**TASK DESCRIPTION:** The records below should be set down in full, please, without any change.

**Dataset rows for apps and sites:**
+--
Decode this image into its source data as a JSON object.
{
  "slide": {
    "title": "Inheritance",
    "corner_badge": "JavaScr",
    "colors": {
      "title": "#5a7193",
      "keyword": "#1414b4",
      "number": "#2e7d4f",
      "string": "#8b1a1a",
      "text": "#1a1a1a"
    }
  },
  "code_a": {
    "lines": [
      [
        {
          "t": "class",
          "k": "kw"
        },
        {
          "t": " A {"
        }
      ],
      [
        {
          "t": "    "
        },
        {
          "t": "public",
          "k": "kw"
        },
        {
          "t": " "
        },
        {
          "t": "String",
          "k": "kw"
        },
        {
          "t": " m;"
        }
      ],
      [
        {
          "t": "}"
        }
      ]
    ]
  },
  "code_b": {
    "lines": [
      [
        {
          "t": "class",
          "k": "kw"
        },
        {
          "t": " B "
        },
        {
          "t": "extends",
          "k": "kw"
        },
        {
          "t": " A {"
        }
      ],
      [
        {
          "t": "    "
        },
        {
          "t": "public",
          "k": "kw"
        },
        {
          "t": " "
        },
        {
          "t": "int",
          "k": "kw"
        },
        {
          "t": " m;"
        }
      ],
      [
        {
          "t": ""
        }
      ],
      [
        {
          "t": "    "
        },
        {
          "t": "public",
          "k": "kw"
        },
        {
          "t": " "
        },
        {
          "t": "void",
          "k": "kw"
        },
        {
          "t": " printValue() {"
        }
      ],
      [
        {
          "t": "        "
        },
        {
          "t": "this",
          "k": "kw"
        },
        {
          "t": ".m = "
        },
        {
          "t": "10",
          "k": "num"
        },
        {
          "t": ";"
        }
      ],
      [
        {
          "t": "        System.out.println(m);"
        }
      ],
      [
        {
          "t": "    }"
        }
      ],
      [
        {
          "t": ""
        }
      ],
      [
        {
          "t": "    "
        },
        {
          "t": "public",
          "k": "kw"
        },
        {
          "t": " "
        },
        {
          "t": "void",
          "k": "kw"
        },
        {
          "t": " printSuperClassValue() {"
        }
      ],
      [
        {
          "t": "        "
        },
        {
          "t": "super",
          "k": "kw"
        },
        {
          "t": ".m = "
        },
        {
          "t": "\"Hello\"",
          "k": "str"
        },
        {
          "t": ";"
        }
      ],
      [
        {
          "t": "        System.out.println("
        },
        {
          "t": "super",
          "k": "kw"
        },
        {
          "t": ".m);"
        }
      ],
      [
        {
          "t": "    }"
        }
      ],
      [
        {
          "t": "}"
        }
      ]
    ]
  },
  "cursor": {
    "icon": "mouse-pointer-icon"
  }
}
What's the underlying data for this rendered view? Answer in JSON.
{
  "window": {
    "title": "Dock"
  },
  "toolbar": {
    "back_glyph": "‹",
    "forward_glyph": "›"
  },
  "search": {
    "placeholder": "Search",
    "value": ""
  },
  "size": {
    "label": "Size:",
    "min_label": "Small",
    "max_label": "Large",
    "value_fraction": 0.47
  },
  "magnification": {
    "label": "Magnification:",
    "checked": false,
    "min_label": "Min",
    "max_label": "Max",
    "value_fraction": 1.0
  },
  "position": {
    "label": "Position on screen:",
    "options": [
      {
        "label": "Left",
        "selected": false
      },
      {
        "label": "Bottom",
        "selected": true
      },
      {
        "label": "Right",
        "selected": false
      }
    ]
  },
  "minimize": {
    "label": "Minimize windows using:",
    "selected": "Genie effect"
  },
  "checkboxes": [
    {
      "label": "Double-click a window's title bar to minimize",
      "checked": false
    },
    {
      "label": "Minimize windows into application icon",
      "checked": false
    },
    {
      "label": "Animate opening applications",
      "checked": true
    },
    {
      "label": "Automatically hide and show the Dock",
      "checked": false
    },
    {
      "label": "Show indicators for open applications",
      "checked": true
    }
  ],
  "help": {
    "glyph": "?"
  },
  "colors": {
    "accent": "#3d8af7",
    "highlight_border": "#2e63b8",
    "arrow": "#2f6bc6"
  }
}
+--
**SOLUTION TO THIS EXERCISE:**
Decode this image into its source data as a JSON object.
{
  "slide": {
    "title": "Inheritance",
    "corner_badge": "JavaScr",
    "colors": {
      "title": "#5a7193",
      "keyword": "#1414b4",
      "number": "#2e7d4f",
      "string": "#8b1a1a",
      "text": "#1a1a1a"
    }
  },
  "code_a": {
    "lines": [
      [
        {
          "t": "class",
          "k": "kw"
        },
        {
          "t": " A {"
        }
      ],
      [
        {
          "t": "    "
        },
        {
          "t": "public",
          "k": "kw"
        },
        {
          "t": " "
        },
        {
          "t": "String",
          "k": "kw"
        },
        {
          "t": " m;"
        }
      ],
      [
        {
          "t": "}"
        }
      ]
    ]
  },
  "code_b": {
    "lines": [
      [
        {
          "t": "class",
          "k": "kw"
        },
        {
          "t": " B "
        },
        {
          "t": "extends",
          "k": "kw"
        },
        {
          "t": " A {"
        }
      ],
      [
        {
          "t": "    "
        },
        {
          "t": "public",
          "k": "kw"
        },
        {
          "t": " "
        },
        {
          "t": "int",
          "k": "kw"
        },
        {
          "t": " m;"
        }
      ],
      [
        {
          "t": ""
        }
      ],
      [
        {
          "t": "    "
        },
        {
          "t": "public",
          "k": "kw"
        },
        {
          "t": " "
        },
        {
          "t": "void",
          "k": "kw"
        },
        {
          "t": " printValue() {"
        }
      ],
      [
        {
          "t": "        "
        },
        {
          "t": "this",
          "k": "kw"
        },
        {
          "t": ".m = "
        },
        {
          "t": "10",
          "k": "num"
        },
        {
          "t": ";"
        }
      ],
      [
        {
          "t": "        System.out.println(m);"
        }
      ],
      [
        {
          "t": "    }"
        }
      ],
      [
        {
          "t": ""
        }
      ],
      [
        {
          "t": "    "
        },
        {
          "t": "public",
          "k": "kw"
        },
        {
          "t": " "
        },
        {
          "t": "void",
          "k": "kw"
        },
        {
          "t": " printSuperClassValue() {"
        }
      ],
      [
        {
          "t": "        "
        },
        {
          "t": "super",
          "k": "kw"
        },
        {
          "t": ".m = "
        },
        {
          "t": "\"Hello\"",
          "k": "str"
        },
        {
          "t": ";"
        }
      ],
      [
        {
          "t": "        System.out.println("
        },
        {
          "t": "super",
          "k": "kw"
        },
        {
          "t": ".m);"
        }
      ],
      [
        {
          "t": "    }"
        }
      ],
      [
        {
          "t": "}"
        }
      ]
    ]
  },
  "cursor": {
    "icon": "mouse-pointer-icon"
  }
}
What's the underlying data for this rendered view? Answer in JSON.
{
  "window": {
    "title": "Dock"
  },
  "toolbar": {
    "back_glyph": "‹",
    "forward_glyph": "›"
  },
  "search": {
    "placeholder": "Search",
    "value": ""
  },
  "size": {
    "label": "Size:",
    "min_label": "Small",
    "max_label": "Large",
    "value_fraction": 0.47
  },
  "magnification": {
    "label": "Magnification:",
    "checked": false,
    "min_label": "Min",
    "max_label": "Max",
    "value_fraction": 1.0
  },
  "position": {
    "label": "Position on screen:",
    "options": [
      {
        "label": "Left",
        "selected": false
      },
      {
        "label": "Bottom",
        "selected": true
      },
      {
        "label": "Right",
        "selected": false
      }
    ]
  },
  "minimize": {
    "label": "Minimize windows using:",
    "selected": "Genie effect"
  },
  "checkboxes": [
    {
      "label": "Double-click a window's title bar to minimize",
      "checked": false
    },
    {
      "label": "Minimize windows into application icon",
      "checked": false
    },
    {
      "label": "Animate opening applications",
      "checked": true
    },
    {
      "label": "Automatically hide and show the Dock",
      "checked": false
    },
    {
      "label": "Show indicators for open applications",
      "checked": true
    }
  ],
  "help": {
    "glyph": "?"
  },
  "colors": {
    "accent": "#3d8af7",
    "highlight_border": "#2e63b8",
    "arrow": "#2f6bc6"
  }
}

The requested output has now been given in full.